[EXERCISE DETAILS] Make an exact copy of the records below, leaving every image out.

[SOURCE INFORMATION]
=====
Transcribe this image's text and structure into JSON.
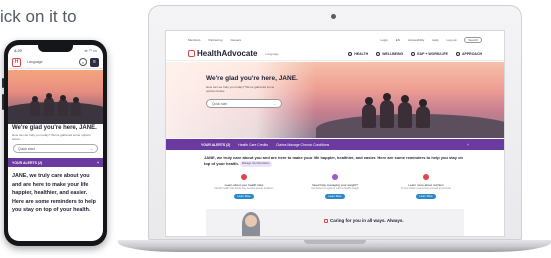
{
  "caption": "ick on it to",
  "phone": {
    "time": "4:29",
    "status_icons": "▪▪ ◠ ▭",
    "logo_letter": "H",
    "language": "Language",
    "search_icon": "search-icon",
    "menu_icon": "menu-icon",
    "welcome": "We're glad you're here, JANE.",
    "subtitle": "How can we help you today? We've gathered some options below.",
    "select_placeholder": "Quick start",
    "alerts_label": "YOUR ALERTS (2)",
    "alerts_plus": "+",
    "body_text": "JANE, we truly care about you and are here to make your life happier, healthier, and easier. Here are some reminders to help you stay on top of your health."
  },
  "laptop": {
    "util_links": [
      "Members",
      "Partnering",
      "Careers"
    ],
    "util_right": [
      "Login",
      "EN",
      "Accessibility",
      "Help",
      "Log out"
    ],
    "util_search": "Search",
    "logo_text": "HealthAdvocate",
    "logo_lang": "Language",
    "nav_items": [
      "HEALTH",
      "WELLBEING",
      "EAP + WORK/LIFE",
      "APPROACH"
    ],
    "welcome": "We're glad you're here, JANE.",
    "subtitle": "How can we help you today? We've gathered some options below.",
    "select_placeholder": "Quick start",
    "alerts": {
      "title": "YOUR ALERTS (2)",
      "item1": "Health Care Credits",
      "item2": "Claims Manage Chronic Conditions",
      "plus": "+"
    },
    "intro": "JANE, we truly care about you and are here to make your life happier, healthier, and easier. Here are some reminders to help you stay on top of your health.",
    "intro_pill": "Manage Your Reminders",
    "cards": [
      {
        "title": "Learn about your health risks",
        "sub": "Identify health risks before they become serious problems",
        "button": "Learn More",
        "color": "#e0454a"
      },
      {
        "title": "Need help managing your weight?",
        "sub": "Get started on a plan to reach a healthy weight",
        "button": "Learn More",
        "color": "#9a5bd0"
      },
      {
        "title": "Learn more about nutrition",
        "sub": "Find out what to eat to keep yourself at your best",
        "button": "Learn More",
        "color": "#e0454a"
      }
    ],
    "care_text": "Caring for you in all ways. Always."
  }
}
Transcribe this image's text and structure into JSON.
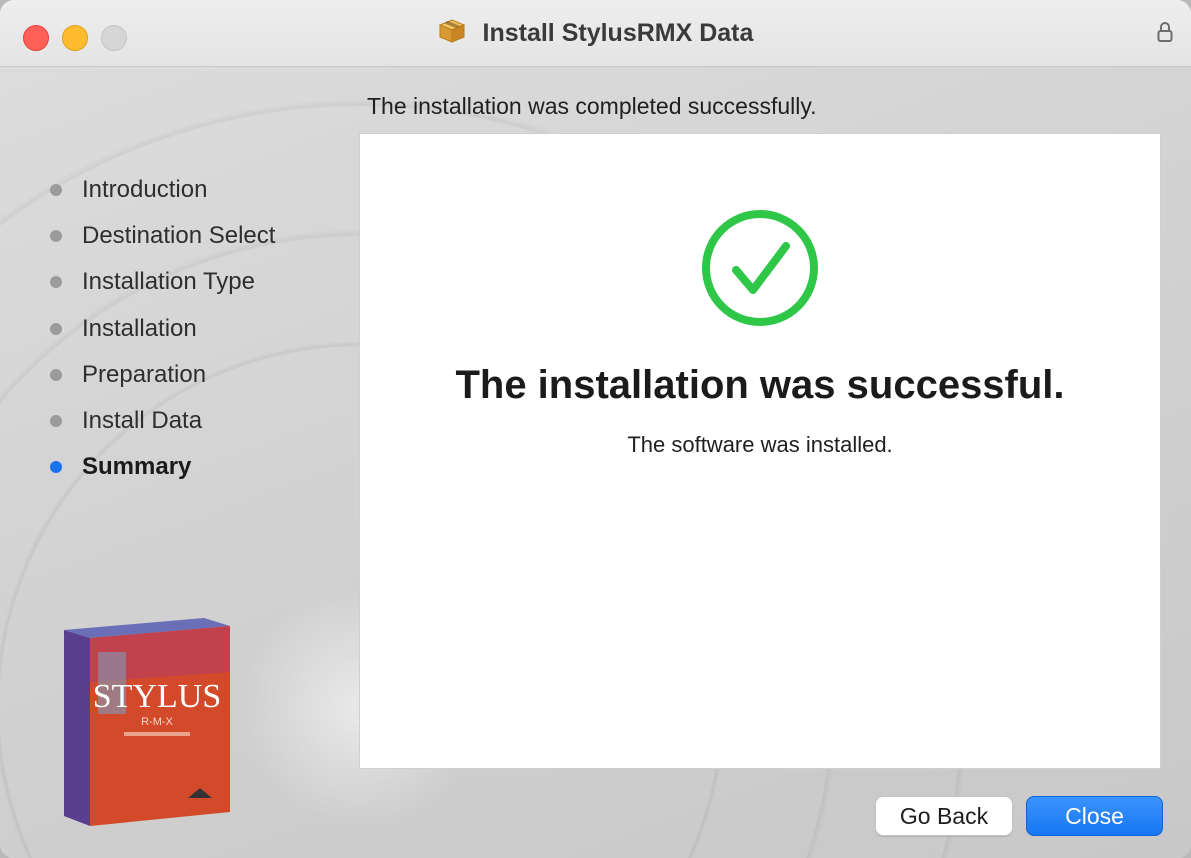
{
  "window": {
    "title": "Install StylusRMX Data",
    "icons": {
      "title": "package-icon",
      "lock": "lock-icon"
    }
  },
  "header": {
    "text": "The installation was completed successfully."
  },
  "sidebar": {
    "steps": [
      {
        "label": "Introduction",
        "active": false
      },
      {
        "label": "Destination Select",
        "active": false
      },
      {
        "label": "Installation Type",
        "active": false
      },
      {
        "label": "Installation",
        "active": false
      },
      {
        "label": "Preparation",
        "active": false
      },
      {
        "label": "Install Data",
        "active": false
      },
      {
        "label": "Summary",
        "active": true
      }
    ],
    "box_art": {
      "brand": "STYLUS",
      "subbrand": "R-M-X"
    }
  },
  "content": {
    "status_icon": "checkmark-circle-icon",
    "title": "The installation was successful.",
    "subtitle": "The software was installed."
  },
  "buttons": {
    "back_label": "Go Back",
    "close_label": "Close"
  },
  "colors": {
    "accent": "#1677f2",
    "success": "#2ec748",
    "close_red": "#fe5f57",
    "minimize_yellow": "#febc2e"
  }
}
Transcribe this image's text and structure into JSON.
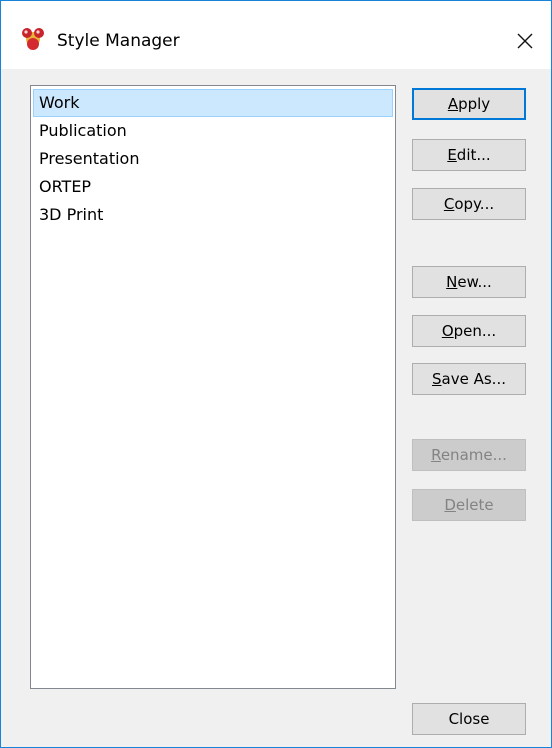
{
  "window": {
    "title": "Style Manager",
    "app_icon": "molecule-icon",
    "close_icon": "close-icon"
  },
  "styles_list": {
    "items": [
      {
        "label": "Work",
        "selected": true
      },
      {
        "label": "Publication",
        "selected": false
      },
      {
        "label": "Presentation",
        "selected": false
      },
      {
        "label": "ORTEP",
        "selected": false
      },
      {
        "label": "3D Print",
        "selected": false
      }
    ]
  },
  "buttons": {
    "apply": {
      "mnemonic": "A",
      "rest": "pply",
      "enabled": true,
      "default": true
    },
    "edit": {
      "mnemonic": "E",
      "rest": "dit...",
      "enabled": true
    },
    "copy": {
      "mnemonic": "C",
      "rest": "opy...",
      "enabled": true
    },
    "new": {
      "mnemonic": "N",
      "rest": "ew...",
      "enabled": true
    },
    "open": {
      "mnemonic": "O",
      "rest": "pen...",
      "enabled": true
    },
    "save_as": {
      "mnemonic": "S",
      "rest": "ave As...",
      "enabled": true
    },
    "rename": {
      "mnemonic": "R",
      "rest": "ename...",
      "enabled": false
    },
    "delete": {
      "mnemonic": "D",
      "rest": "elete",
      "enabled": false
    },
    "close": {
      "label": "Close",
      "enabled": true
    }
  },
  "colors": {
    "window_border": "#1883d7",
    "selection_bg": "#cce8ff",
    "default_button_border": "#0078d7",
    "disabled_text": "#838383"
  }
}
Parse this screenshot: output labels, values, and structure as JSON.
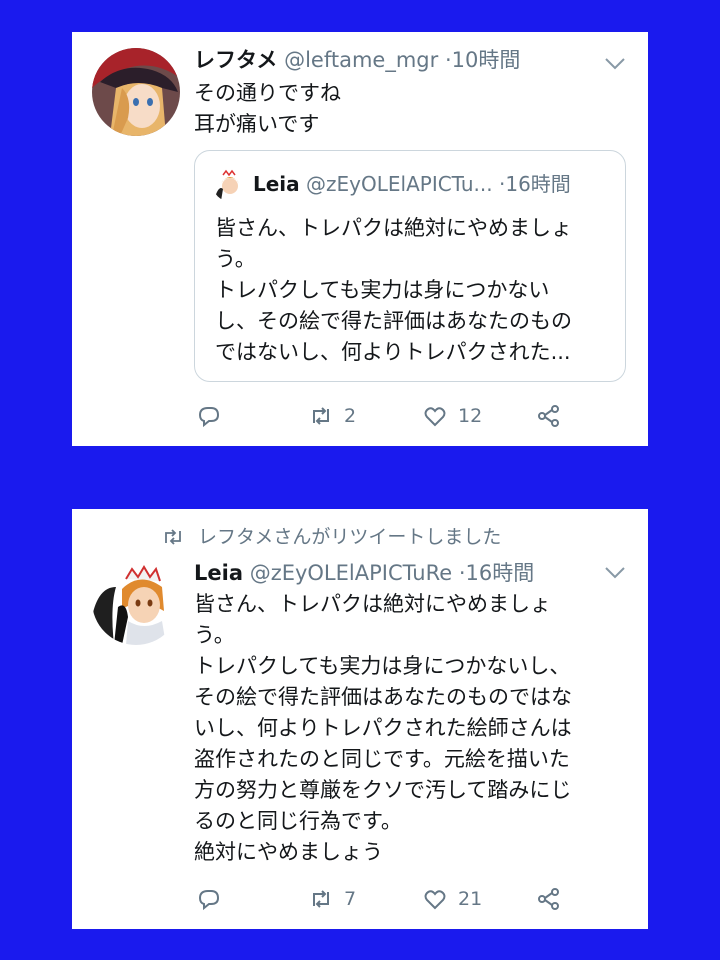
{
  "tweet1": {
    "name": "レフタメ",
    "handle": "@leftame_mgr",
    "separator": "·",
    "time": "10時間",
    "text": "その通りですね\n耳が痛いです",
    "quote": {
      "name": "Leia",
      "handle": "@zEyOLElAPICTu...",
      "separator": "·",
      "time": "16時間",
      "text": "皆さん、トレパクは絶対にやめましょ\nう。\nトレパクしても実力は身につかない\nし、その絵で得た評価はあなたのもの\nではないし、何よりトレパクされた..."
    },
    "actions": {
      "reply_count": "",
      "retweet_count": "2",
      "like_count": "12"
    }
  },
  "tweet2": {
    "retweet_notice": "レフタメさんがリツイートしました",
    "name": "Leia",
    "handle": "@zEyOLElAPICTuRe",
    "separator": "·",
    "time": "16時間",
    "text": "皆さん、トレパクは絶対にやめましょ\nう。\nトレパクしても実力は身につかないし、\nその絵で得た評価はあなたのものではな\nいし、何よりトレパクされた絵師さんは\n盗作されたのと同じです。元絵を描いた\n方の努力と尊厳をクソで汚して踏みにじ\nるのと同じ行為です。\n絶対にやめましょう",
    "actions": {
      "reply_count": "",
      "retweet_count": "7",
      "like_count": "21"
    }
  },
  "icons": [
    "reply-icon",
    "retweet-icon",
    "like-icon",
    "share-icon",
    "chevron-down-icon"
  ],
  "colors": {
    "background": "#1a1aee",
    "card": "#ffffff",
    "secondary_text": "#657786",
    "border": "#ccd6dd"
  }
}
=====
[ANSWER FOR THE TASK]
Transcribe this image's text and structure into JSON.
{
  "caption": "ick on it to",
  "phone": {
    "time": "4:29",
    "status_icons": "▪▪ ◠ ▭",
    "logo_letter": "H",
    "language": "Language",
    "search_icon": "search-icon",
    "menu_icon": "menu-icon",
    "welcome": "We're glad you're here, JANE.",
    "subtitle": "How can we help you today? We've gathered some options below.",
    "select_placeholder": "Quick start",
    "alerts_label": "YOUR ALERTS (2)",
    "alerts_plus": "+",
    "body_text": "JANE, we truly care about you and are here to make your life happier, healthier, and easier. Here are some reminders to help you stay on top of your health."
  },
  "laptop": {
    "util_links": [
      "Members",
      "Partnering",
      "Careers"
    ],
    "util_right": [
      "Login",
      "EN",
      "Accessibility",
      "Help",
      "Log out"
    ],
    "util_search": "Search",
    "logo_text": "HealthAdvocate",
    "logo_lang": "Language",
    "nav_items": [
      "HEALTH",
      "WELLBEING",
      "EAP + WORK/LIFE",
      "APPROACH"
    ],
    "welcome": "We're glad you're here, JANE.",
    "subtitle": "How can we help you today? We've gathered some options below.",
    "select_placeholder": "Quick start",
    "alerts": {
      "title": "YOUR ALERTS (2)",
      "item1": "Health Care Credits",
      "item2": "Claims Manage Chronic Conditions",
      "plus": "+"
    },
    "intro": "JANE, we truly care about you and are here to make your life happier, healthier, and easier. Here are some reminders to help you stay on top of your health.",
    "intro_pill": "Manage Your Reminders",
    "cards": [
      {
        "title": "Learn about your health risks",
        "sub": "Identify health risks before they become serious problems",
        "button": "Learn More",
        "color": "#e0454a"
      },
      {
        "title": "Need help managing your weight?",
        "sub": "Get started on a plan to reach a healthy weight",
        "button": "Learn More",
        "color": "#9a5bd0"
      },
      {
        "title": "Learn more about nutrition",
        "sub": "Find out what to eat to keep yourself at your best",
        "button": "Learn More",
        "color": "#e0454a"
      }
    ],
    "care_text": "Caring for you in all ways. Always."
  }
}
Transcribe this image's text and structure into JSON.
{
  "window": {
    "title": "Install StylusRMX Data",
    "icons": {
      "title": "package-icon",
      "lock": "lock-icon"
    }
  },
  "header": {
    "text": "The installation was completed successfully."
  },
  "sidebar": {
    "steps": [
      {
        "label": "Introduction",
        "active": false
      },
      {
        "label": "Destination Select",
        "active": false
      },
      {
        "label": "Installation Type",
        "active": false
      },
      {
        "label": "Installation",
        "active": false
      },
      {
        "label": "Preparation",
        "active": false
      },
      {
        "label": "Install Data",
        "active": false
      },
      {
        "label": "Summary",
        "active": true
      }
    ],
    "box_art": {
      "brand": "STYLUS",
      "subbrand": "R-M-X"
    }
  },
  "content": {
    "status_icon": "checkmark-circle-icon",
    "title": "The installation was successful.",
    "subtitle": "The software was installed."
  },
  "buttons": {
    "back_label": "Go Back",
    "close_label": "Close"
  },
  "colors": {
    "accent": "#1677f2",
    "success": "#2ec748",
    "close_red": "#fe5f57",
    "minimize_yellow": "#febc2e"
  }
}
Transcribe this image's text and structure into JSON.
{
  "window": {
    "title": "Style Manager",
    "app_icon": "molecule-icon",
    "close_icon": "close-icon"
  },
  "styles_list": {
    "items": [
      {
        "label": "Work",
        "selected": true
      },
      {
        "label": "Publication",
        "selected": false
      },
      {
        "label": "Presentation",
        "selected": false
      },
      {
        "label": "ORTEP",
        "selected": false
      },
      {
        "label": "3D Print",
        "selected": false
      }
    ]
  },
  "buttons": {
    "apply": {
      "mnemonic": "A",
      "rest": "pply",
      "enabled": true,
      "default": true
    },
    "edit": {
      "mnemonic": "E",
      "rest": "dit...",
      "enabled": true
    },
    "copy": {
      "mnemonic": "C",
      "rest": "opy...",
      "enabled": true
    },
    "new": {
      "mnemonic": "N",
      "rest": "ew...",
      "enabled": true
    },
    "open": {
      "mnemonic": "O",
      "rest": "pen...",
      "enabled": true
    },
    "save_as": {
      "mnemonic": "S",
      "rest": "ave As...",
      "enabled": true
    },
    "rename": {
      "mnemonic": "R",
      "rest": "ename...",
      "enabled": false
    },
    "delete": {
      "mnemonic": "D",
      "rest": "elete",
      "enabled": false
    },
    "close": {
      "label": "Close",
      "enabled": true
    }
  },
  "colors": {
    "window_border": "#1883d7",
    "selection_bg": "#cce8ff",
    "default_button_border": "#0078d7",
    "disabled_text": "#838383"
  }
}
Parse this screenshot: output labels, values, and structure as JSON.
{
  "tweet1": {
    "name": "レフタメ",
    "handle": "@leftame_mgr",
    "separator": "·",
    "time": "10時間",
    "text": "その通りですね\n耳が痛いです",
    "quote": {
      "name": "Leia",
      "handle": "@zEyOLElAPICTu...",
      "separator": "·",
      "time": "16時間",
      "text": "皆さん、トレパクは絶対にやめましょ\nう。\nトレパクしても実力は身につかない\nし、その絵で得た評価はあなたのもの\nではないし、何よりトレパクされた..."
    },
    "actions": {
      "reply_count": "",
      "retweet_count": "2",
      "like_count": "12"
    }
  },
  "tweet2": {
    "retweet_notice": "レフタメさんがリツイートしました",
    "name": "Leia",
    "handle": "@zEyOLElAPICTuRe",
    "separator": "·",
    "time": "16時間",
    "text": "皆さん、トレパクは絶対にやめましょ\nう。\nトレパクしても実力は身につかないし、\nその絵で得た評価はあなたのものではな\nいし、何よりトレパクされた絵師さんは\n盗作されたのと同じです。元絵を描いた\n方の努力と尊厳をクソで汚して踏みにじ\nるのと同じ行為です。\n絶対にやめましょう",
    "actions": {
      "reply_count": "",
      "retweet_count": "7",
      "like_count": "21"
    }
  },
  "icons": [
    "reply-icon",
    "retweet-icon",
    "like-icon",
    "share-icon",
    "chevron-down-icon"
  ],
  "colors": {
    "background": "#1a1aee",
    "card": "#ffffff",
    "secondary_text": "#657786",
    "border": "#ccd6dd"
  }
}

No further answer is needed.